━━ Data for processing ━━

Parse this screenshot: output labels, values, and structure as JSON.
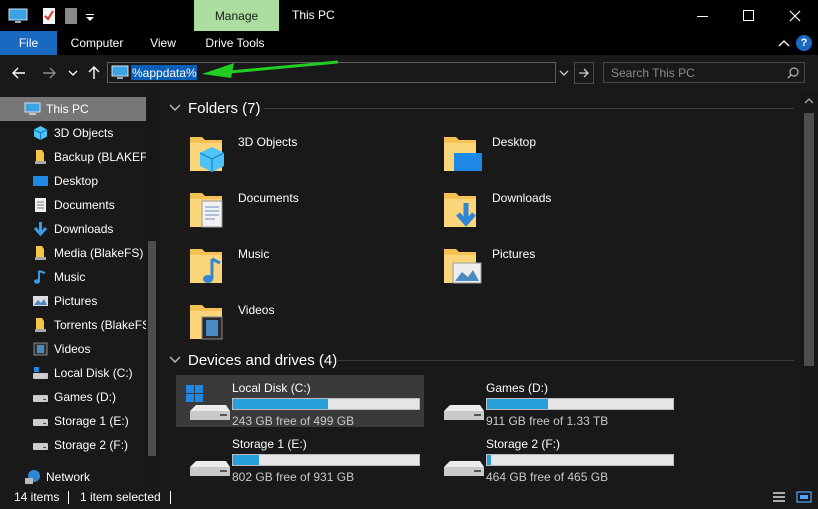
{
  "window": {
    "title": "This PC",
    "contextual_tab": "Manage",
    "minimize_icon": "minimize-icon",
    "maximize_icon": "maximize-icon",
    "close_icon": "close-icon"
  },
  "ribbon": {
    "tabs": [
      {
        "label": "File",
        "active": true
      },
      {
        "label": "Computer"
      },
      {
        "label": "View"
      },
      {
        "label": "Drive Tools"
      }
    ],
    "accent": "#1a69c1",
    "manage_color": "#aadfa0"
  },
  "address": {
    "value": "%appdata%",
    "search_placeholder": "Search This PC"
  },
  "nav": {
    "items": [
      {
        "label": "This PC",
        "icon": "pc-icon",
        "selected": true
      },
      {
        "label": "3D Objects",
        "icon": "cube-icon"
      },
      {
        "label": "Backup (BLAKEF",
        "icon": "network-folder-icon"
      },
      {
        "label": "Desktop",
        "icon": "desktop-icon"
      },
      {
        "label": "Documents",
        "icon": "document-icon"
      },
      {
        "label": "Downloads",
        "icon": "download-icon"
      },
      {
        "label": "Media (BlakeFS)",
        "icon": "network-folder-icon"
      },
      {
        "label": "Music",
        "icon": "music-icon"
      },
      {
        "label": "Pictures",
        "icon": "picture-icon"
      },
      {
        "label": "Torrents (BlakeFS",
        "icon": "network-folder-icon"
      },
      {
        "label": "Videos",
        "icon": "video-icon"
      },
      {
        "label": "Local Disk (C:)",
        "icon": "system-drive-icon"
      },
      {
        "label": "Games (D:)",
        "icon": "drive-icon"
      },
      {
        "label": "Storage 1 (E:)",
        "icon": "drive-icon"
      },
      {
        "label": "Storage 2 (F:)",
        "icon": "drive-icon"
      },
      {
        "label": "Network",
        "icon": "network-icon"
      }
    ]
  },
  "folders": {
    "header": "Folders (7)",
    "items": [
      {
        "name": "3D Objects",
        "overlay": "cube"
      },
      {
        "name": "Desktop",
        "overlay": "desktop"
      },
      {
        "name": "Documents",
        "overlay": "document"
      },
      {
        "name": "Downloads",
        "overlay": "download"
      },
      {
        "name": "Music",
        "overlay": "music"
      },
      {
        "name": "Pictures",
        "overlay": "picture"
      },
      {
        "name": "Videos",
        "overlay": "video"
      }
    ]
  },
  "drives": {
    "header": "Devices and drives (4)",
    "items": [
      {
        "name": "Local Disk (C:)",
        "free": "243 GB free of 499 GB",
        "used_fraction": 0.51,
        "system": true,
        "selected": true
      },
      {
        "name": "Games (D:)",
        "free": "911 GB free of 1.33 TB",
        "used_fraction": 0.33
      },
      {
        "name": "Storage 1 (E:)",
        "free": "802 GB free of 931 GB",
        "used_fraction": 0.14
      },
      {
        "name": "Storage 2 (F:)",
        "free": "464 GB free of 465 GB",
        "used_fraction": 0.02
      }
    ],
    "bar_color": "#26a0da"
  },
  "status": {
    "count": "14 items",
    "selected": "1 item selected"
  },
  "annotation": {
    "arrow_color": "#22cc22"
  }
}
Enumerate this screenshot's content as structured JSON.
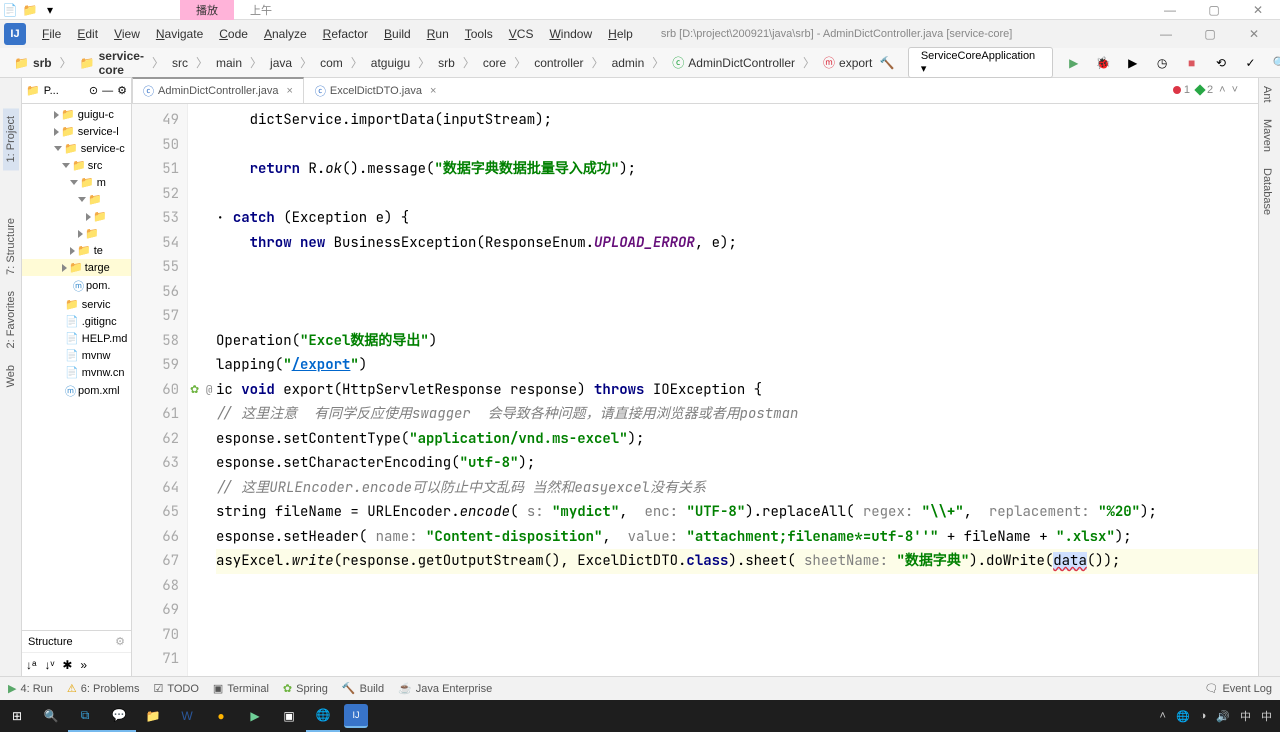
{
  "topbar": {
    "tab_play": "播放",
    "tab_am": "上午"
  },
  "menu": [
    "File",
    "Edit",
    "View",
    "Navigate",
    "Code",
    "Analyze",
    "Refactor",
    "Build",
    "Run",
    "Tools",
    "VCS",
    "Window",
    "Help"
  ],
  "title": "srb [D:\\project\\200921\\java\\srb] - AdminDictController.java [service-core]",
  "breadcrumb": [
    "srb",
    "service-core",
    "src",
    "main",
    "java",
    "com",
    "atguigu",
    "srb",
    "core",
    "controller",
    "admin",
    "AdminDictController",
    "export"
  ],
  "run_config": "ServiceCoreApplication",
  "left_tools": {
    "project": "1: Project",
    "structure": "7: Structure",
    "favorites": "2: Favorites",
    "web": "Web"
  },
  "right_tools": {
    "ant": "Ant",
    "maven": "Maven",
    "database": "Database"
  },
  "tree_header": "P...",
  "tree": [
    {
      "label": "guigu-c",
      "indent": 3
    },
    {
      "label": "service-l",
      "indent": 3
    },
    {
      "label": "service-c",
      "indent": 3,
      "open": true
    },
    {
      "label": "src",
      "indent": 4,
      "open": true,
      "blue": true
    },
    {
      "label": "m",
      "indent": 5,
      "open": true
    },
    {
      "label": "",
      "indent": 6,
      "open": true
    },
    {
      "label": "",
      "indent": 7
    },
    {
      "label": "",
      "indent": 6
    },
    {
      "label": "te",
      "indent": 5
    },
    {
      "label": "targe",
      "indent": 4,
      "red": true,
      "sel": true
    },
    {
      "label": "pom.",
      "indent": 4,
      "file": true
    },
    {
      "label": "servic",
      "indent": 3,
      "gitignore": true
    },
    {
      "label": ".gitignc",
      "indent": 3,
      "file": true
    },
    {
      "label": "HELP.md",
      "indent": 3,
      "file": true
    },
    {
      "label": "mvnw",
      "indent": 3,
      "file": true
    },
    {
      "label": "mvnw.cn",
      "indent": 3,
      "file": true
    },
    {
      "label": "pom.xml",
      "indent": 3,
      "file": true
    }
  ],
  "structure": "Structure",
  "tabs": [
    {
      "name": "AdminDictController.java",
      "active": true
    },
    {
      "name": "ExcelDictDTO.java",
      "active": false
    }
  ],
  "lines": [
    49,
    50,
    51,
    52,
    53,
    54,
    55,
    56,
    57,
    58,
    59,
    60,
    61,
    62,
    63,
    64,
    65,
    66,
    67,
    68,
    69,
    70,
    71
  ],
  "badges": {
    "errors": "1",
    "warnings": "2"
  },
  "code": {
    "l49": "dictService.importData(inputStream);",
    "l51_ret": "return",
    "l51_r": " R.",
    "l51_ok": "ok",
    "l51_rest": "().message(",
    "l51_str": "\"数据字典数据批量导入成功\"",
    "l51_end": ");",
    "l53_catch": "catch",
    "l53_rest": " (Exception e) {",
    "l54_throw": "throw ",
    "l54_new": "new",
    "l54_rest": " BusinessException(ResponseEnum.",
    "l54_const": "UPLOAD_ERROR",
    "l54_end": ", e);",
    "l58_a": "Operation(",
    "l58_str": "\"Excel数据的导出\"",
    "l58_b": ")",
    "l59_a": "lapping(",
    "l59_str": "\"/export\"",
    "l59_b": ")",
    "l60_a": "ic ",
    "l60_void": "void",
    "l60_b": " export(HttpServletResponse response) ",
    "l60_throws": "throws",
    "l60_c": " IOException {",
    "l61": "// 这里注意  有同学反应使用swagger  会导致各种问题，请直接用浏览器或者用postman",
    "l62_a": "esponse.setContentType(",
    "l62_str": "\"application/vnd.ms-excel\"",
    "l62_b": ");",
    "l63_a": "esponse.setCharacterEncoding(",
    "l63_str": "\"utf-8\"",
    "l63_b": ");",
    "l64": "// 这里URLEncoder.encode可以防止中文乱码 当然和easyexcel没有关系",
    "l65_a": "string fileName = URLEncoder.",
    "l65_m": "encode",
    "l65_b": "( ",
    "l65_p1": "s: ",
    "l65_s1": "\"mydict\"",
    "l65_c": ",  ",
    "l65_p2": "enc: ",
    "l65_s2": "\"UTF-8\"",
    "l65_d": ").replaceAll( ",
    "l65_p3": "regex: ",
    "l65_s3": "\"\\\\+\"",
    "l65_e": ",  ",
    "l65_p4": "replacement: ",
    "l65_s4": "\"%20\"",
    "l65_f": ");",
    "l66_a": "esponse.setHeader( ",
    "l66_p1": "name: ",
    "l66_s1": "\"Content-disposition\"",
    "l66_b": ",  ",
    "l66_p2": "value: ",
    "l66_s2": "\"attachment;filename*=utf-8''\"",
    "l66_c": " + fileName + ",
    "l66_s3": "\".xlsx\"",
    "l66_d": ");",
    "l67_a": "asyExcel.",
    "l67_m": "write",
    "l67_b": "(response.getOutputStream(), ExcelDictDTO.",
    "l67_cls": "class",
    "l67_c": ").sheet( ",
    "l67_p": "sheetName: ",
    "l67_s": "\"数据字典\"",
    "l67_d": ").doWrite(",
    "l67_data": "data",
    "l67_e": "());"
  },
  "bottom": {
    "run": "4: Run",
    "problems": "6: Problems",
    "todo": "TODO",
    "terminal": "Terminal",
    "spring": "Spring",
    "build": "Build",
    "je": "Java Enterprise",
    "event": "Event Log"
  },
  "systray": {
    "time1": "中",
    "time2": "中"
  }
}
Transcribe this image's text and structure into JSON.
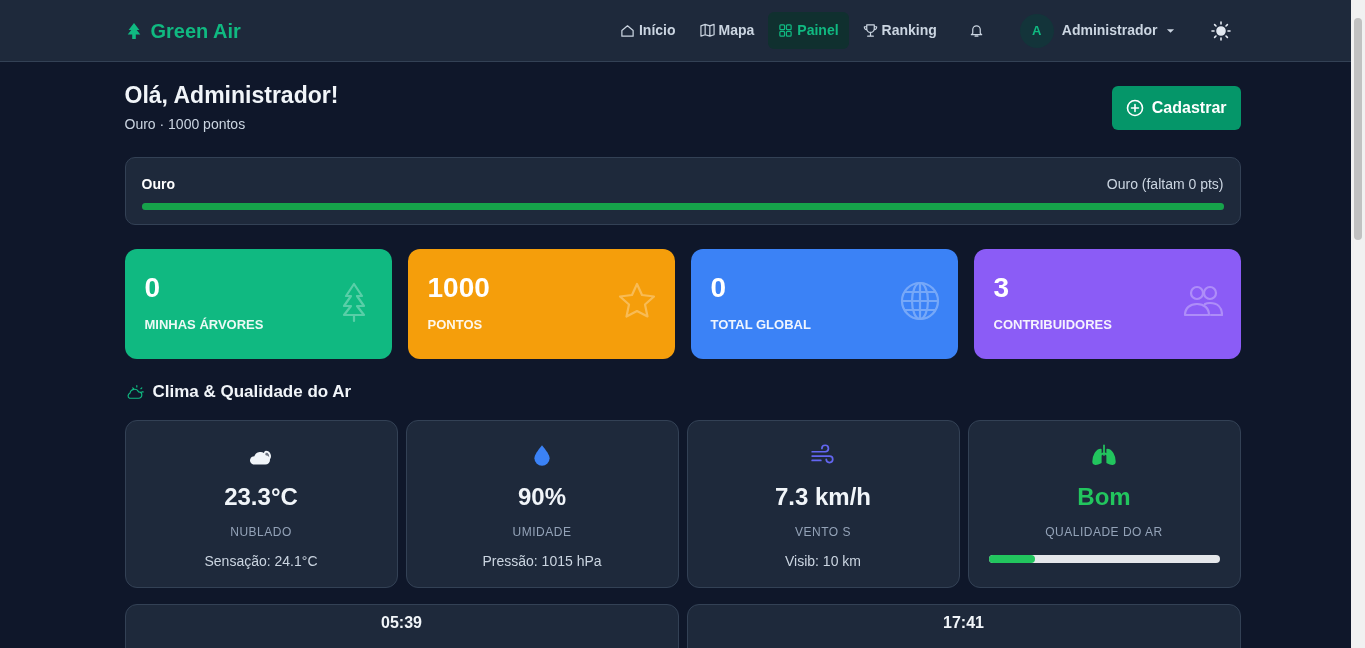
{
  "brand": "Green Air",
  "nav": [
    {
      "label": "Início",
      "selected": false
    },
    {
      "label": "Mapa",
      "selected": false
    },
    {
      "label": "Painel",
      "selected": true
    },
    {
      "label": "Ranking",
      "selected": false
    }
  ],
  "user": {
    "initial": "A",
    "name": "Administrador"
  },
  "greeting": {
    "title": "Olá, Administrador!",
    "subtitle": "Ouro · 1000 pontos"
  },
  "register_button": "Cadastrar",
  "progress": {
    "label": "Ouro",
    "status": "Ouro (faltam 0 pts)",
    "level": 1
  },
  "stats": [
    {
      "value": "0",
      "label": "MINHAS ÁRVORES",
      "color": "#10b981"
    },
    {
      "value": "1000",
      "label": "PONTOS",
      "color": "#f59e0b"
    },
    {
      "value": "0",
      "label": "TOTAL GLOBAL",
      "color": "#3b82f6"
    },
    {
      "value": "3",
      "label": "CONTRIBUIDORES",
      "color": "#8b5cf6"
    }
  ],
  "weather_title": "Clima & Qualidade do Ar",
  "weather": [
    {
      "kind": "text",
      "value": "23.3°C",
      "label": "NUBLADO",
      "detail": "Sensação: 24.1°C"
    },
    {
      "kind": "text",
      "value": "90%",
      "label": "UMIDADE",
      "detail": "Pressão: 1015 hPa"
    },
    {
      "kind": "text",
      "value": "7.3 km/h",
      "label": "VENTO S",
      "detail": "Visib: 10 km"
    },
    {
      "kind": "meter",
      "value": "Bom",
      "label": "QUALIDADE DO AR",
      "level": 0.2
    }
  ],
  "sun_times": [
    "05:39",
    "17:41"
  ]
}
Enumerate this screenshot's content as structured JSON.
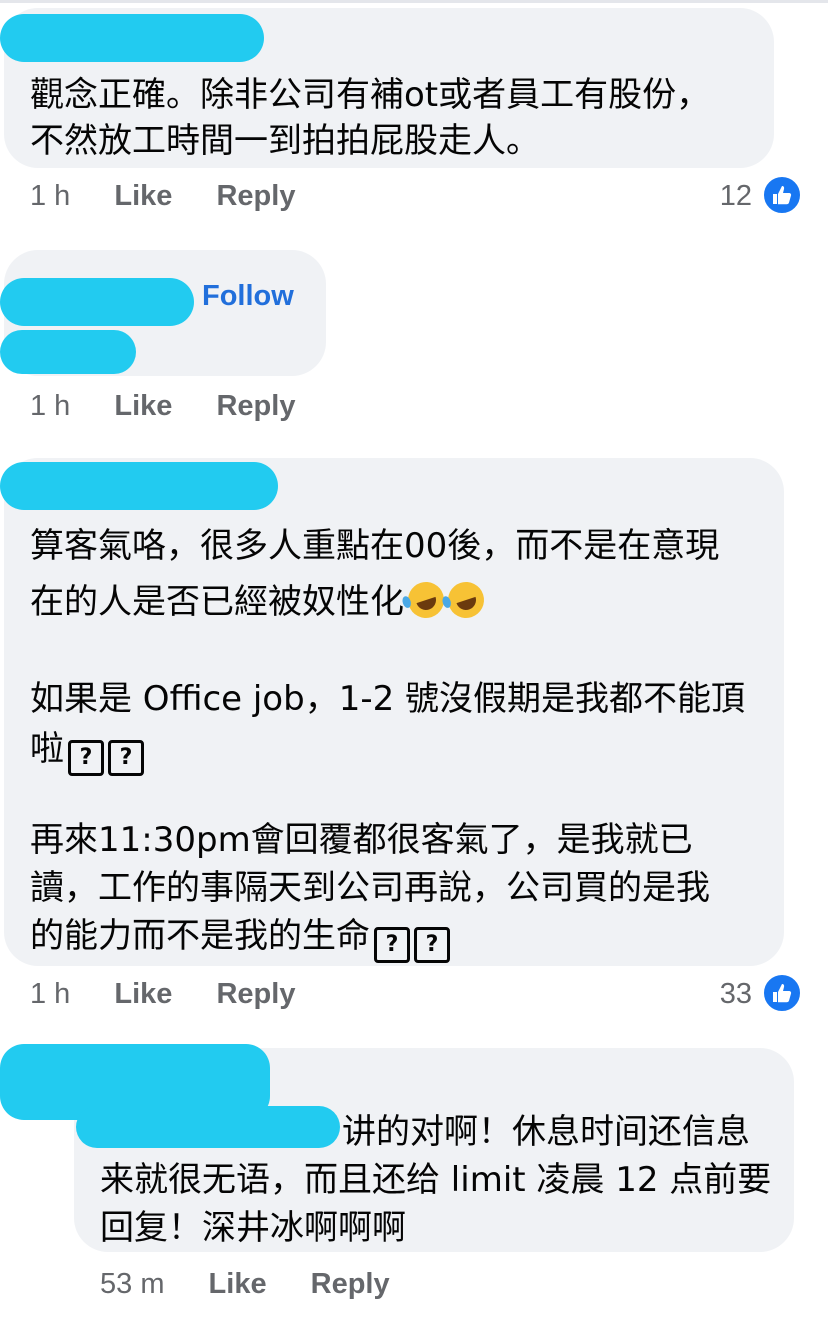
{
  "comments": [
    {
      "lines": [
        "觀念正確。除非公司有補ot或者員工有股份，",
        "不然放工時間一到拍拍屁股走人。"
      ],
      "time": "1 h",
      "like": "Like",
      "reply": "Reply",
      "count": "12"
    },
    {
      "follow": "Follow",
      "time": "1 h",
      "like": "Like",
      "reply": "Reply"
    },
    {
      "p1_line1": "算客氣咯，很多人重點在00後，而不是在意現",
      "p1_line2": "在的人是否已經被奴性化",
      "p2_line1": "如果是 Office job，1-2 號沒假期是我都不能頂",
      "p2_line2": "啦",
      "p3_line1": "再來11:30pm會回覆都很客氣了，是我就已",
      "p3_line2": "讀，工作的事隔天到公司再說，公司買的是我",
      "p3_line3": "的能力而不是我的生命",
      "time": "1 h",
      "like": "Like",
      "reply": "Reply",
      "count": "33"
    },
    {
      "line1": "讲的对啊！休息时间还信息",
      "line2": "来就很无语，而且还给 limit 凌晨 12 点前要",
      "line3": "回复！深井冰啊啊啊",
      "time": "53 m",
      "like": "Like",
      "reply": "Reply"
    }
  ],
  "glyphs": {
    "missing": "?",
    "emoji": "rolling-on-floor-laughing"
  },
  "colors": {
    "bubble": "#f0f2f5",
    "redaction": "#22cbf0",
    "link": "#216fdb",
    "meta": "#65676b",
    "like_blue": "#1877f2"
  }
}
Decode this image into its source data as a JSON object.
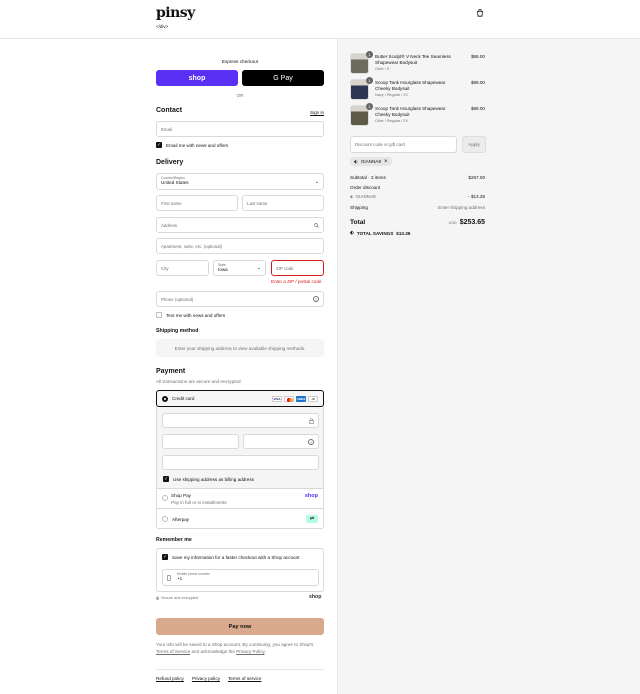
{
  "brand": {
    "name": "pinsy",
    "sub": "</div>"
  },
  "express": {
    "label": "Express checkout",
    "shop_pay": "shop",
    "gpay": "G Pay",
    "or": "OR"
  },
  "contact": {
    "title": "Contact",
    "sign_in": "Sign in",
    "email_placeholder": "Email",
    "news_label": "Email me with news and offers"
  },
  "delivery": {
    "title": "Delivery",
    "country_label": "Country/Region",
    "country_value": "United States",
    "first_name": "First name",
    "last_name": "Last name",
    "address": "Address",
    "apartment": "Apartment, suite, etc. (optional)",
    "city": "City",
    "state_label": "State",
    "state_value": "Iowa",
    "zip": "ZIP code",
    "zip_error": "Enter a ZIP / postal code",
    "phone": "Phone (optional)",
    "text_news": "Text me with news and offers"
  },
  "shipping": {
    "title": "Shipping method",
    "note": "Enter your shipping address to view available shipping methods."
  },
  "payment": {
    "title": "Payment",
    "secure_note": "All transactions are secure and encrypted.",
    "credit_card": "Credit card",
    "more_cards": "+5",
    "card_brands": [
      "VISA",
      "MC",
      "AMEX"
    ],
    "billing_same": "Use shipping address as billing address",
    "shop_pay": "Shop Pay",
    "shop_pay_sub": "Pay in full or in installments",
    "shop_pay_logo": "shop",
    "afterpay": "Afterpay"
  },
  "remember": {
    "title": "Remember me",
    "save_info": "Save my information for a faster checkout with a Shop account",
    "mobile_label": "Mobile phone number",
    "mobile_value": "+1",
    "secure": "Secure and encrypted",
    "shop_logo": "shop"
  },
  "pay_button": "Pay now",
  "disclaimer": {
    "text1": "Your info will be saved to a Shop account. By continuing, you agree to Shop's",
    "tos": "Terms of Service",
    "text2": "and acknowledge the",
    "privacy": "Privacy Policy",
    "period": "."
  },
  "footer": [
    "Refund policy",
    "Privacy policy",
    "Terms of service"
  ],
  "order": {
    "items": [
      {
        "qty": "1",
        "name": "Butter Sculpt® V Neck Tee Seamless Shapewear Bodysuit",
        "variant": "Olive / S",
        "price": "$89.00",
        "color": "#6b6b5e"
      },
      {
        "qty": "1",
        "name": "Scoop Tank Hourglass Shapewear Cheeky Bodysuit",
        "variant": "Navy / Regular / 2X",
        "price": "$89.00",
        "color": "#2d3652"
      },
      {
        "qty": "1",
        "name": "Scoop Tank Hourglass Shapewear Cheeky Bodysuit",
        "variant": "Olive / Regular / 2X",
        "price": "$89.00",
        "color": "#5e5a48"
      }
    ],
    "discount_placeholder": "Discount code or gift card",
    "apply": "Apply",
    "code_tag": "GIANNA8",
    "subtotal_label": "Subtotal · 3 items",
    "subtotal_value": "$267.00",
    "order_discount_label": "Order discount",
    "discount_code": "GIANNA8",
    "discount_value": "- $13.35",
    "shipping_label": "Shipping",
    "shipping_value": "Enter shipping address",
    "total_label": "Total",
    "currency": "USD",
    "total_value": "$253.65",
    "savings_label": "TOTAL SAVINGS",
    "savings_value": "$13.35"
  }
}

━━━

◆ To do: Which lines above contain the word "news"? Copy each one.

◆ Your solution:
    "news_label": "Email me with news and offers"
    "text_news": "Text me with news and offers"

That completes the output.